    As my taste in movies grew and matured I came around to Ebert's POV on these movies, but I always liked that Roger could articulate his problems with popular films without resorting to Armond White-levels of smugness or elitism. Just well-written arguments and educated opinion disagreeing with the masses. In his slam against 1998;s GODZILLA for example, he (along with Siskel on the TV show) criticized Emmerich and Dean Devlin for poking fun at him being fat and the thumbs up/down and not making it funny or even remotely entertaining.

    The newest NEW-TO-ME TRILOGY:

    If Don Rickles was Italian and pulled a Robin Williams-in-"Good Will Hunting" he'd be in Fernando DiLeo's MILANO CALIBRO 9 (CALIBER 9, 1972) on Blu-ray.

    It was hard out there for a pimp. DiLeo's LA MALA ORDINAL (THE ITALIAN CONNECTION, 1972) on Blu-ray.

    They saved the best for last: Henry Silva vs. "Ghostbuster's" Walter Peck. DiLeo's IL BOSS (THE BOSS, 1973) on Blu-ray.


    NEXT ON TAP: Steven Soderbergh's OCEAN'S TRILOGY.

  6. There are so many, right? I have to start with one of his many pieces about HOOP DREAMS - the first review.

  7. One of my favorite Ebert positive reviews was his 3 & ½ stars review for Aliens. This had to be one of his most conflicted reviews as he clearly didn’t like the almost non-stop intensity of the second half of Aliens but he still admired the performances, effects, & overall craftsmanship of it. Ebert’s writing makes you feel what was really going through his mind & never came off as phony.
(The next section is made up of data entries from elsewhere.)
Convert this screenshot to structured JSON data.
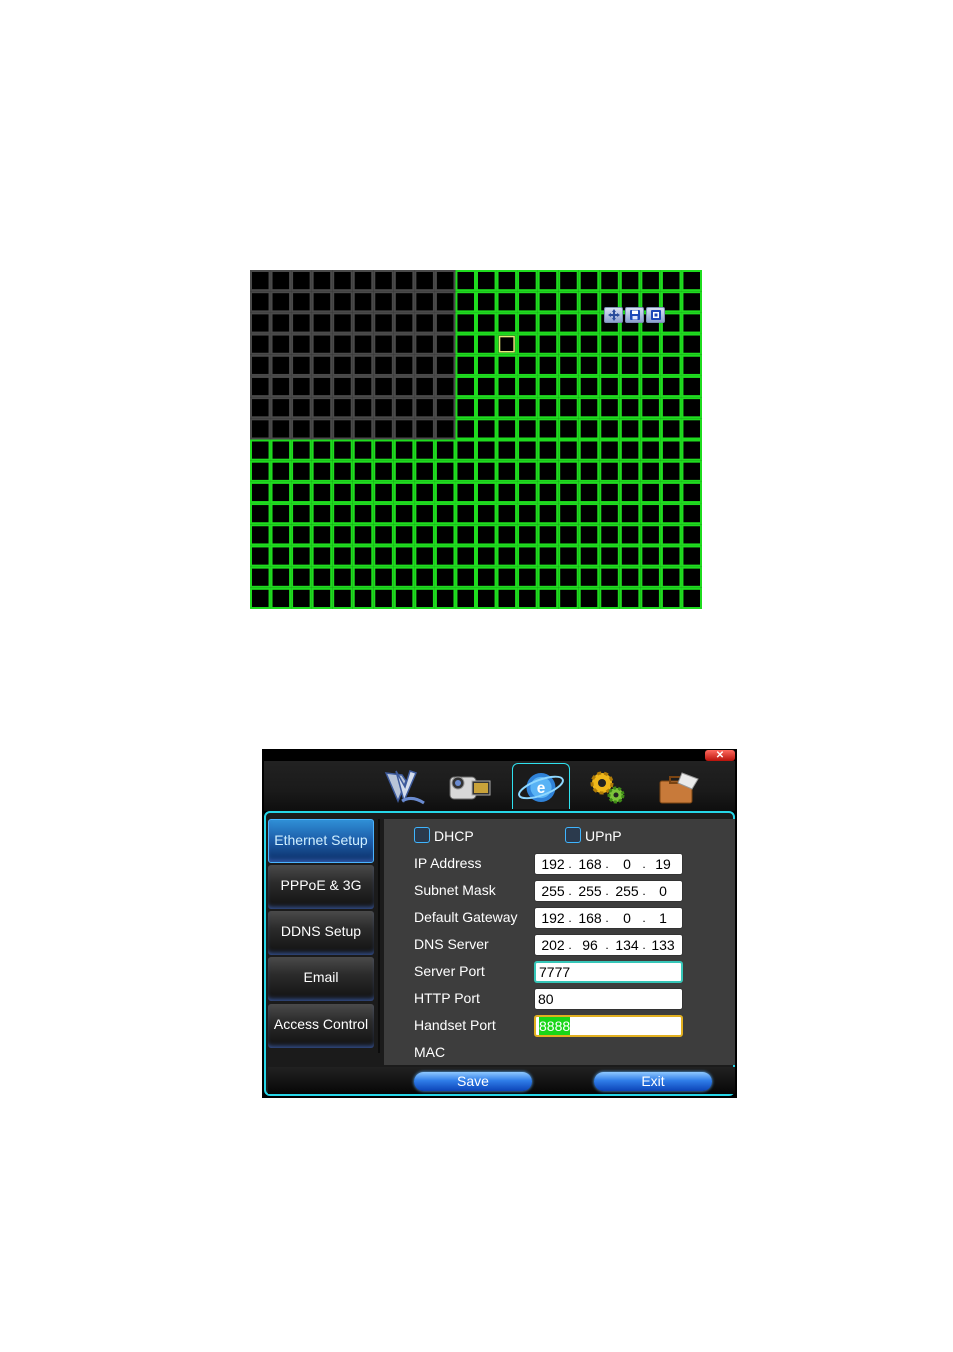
{
  "motion_grid": {
    "cols": 22,
    "rows": 16,
    "inactive_cols": 10,
    "inactive_rows": 8,
    "active_color": "#1fdc1f",
    "inactive_color": "#4a4a4a",
    "cursor_color": "#e8e87a",
    "toolbar": [
      "move-icon",
      "save-icon",
      "exit-icon"
    ]
  },
  "dialog": {
    "close_label": "✕",
    "main_tabs": [
      {
        "name": "record-icon",
        "active": false
      },
      {
        "name": "camera-icon",
        "active": false
      },
      {
        "name": "network-icon",
        "active": true
      },
      {
        "name": "settings-icon",
        "active": false
      },
      {
        "name": "tools-icon",
        "active": false
      }
    ],
    "side_nav": [
      {
        "label": "Ethernet Setup",
        "active": true
      },
      {
        "label": "PPPoE & 3G",
        "active": false
      },
      {
        "label": "DDNS Setup",
        "active": false
      },
      {
        "label": "Email",
        "active": false
      },
      {
        "label": "Access Control",
        "active": false
      }
    ],
    "dhcp_label": "DHCP",
    "upnp_label": "UPnP",
    "fields": {
      "ip_address": {
        "label": "IP Address",
        "octets": [
          "192",
          "168",
          "0",
          "19"
        ]
      },
      "subnet_mask": {
        "label": "Subnet Mask",
        "octets": [
          "255",
          "255",
          "255",
          "0"
        ]
      },
      "default_gateway": {
        "label": "Default Gateway",
        "octets": [
          "192",
          "168",
          "0",
          "1"
        ]
      },
      "dns_server": {
        "label": "DNS Server",
        "octets": [
          "202",
          "96",
          "134",
          "133"
        ]
      },
      "server_port": {
        "label": "Server Port",
        "value": "7777"
      },
      "http_port": {
        "label": "HTTP Port",
        "value": "80"
      },
      "handset_port": {
        "label": "Handset Port",
        "value": "8888"
      },
      "mac": {
        "label": "MAC"
      }
    },
    "save_label": "Save",
    "exit_label": "Exit"
  }
}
A lesser critic would‘ve allowed his feelings to ignore all the positives & easily give a Sci-Fi “bug” movie a bad review.

    On the other side, by far, my favorite horrible movie review was his ½ star review for Highlander 2 The Quickening. (I still don’t why Ebert didn’t go all the way & just give it the big zero stars.) It has one of the best intros & endings for an Ebert bashing. “This movie has to be seen to be believed. On the one hand, maybe that’s too high a price to pay". I love how even a strong environmentalist like Ebert just rips apart the screwed up science, the massive plot holes about the time difference between Planet Zeist & Earth, & the immortality rules. It’s one of those reviews you can tell how much fun Ebert had when writing it. He could make the most out of a bad experience. I was only a teenager when I read it in the Chicago Sun Times, but I think that review was what started my fascination with extremely bad or incompetent movies.

    “If there is a planet somewhere whose civilization is based on the worst movies of all time, “Highlander 2: The Quickening” deserves a sacred place among their most treasured artifacts”. Over 21 years later, those words still ring true. Amen, Roger.

    1. Great call, that review always makes me laugh. I feel like he gave it that half star because it really does sort of beg to be seen to be believed.

    2. As much as I liked his good reviews, his bad reviews were brilliant. His best one in my opinion is Armageddon or Freddie Got Fingered.

  8. The extent of my experience with Ebert is mostly limited to his TV show back when Siskel was still with us. For whatever reason I've never been one to read a lot of reviews when movies first come out (I'm more into DVD reviews) so when he stopped doing TV I pretty much stopped hearing much from him.

    Boy, what a mistake - this weekend I watched several movies and then went back and read Ebert's review for each one - I had no idea what a down-to-earth, unpretentious writing style he had, not to mention the fact we seem to share fairly similar sensibilities. I am truly a fan, in some ways too late, but given how unfamiliar I am with his body of work, I still have A LOT of Ebert to enjoy for the first time. At the risk of sounding (pop)corny, his death has given him new life for me and I look forward to getting to know him better.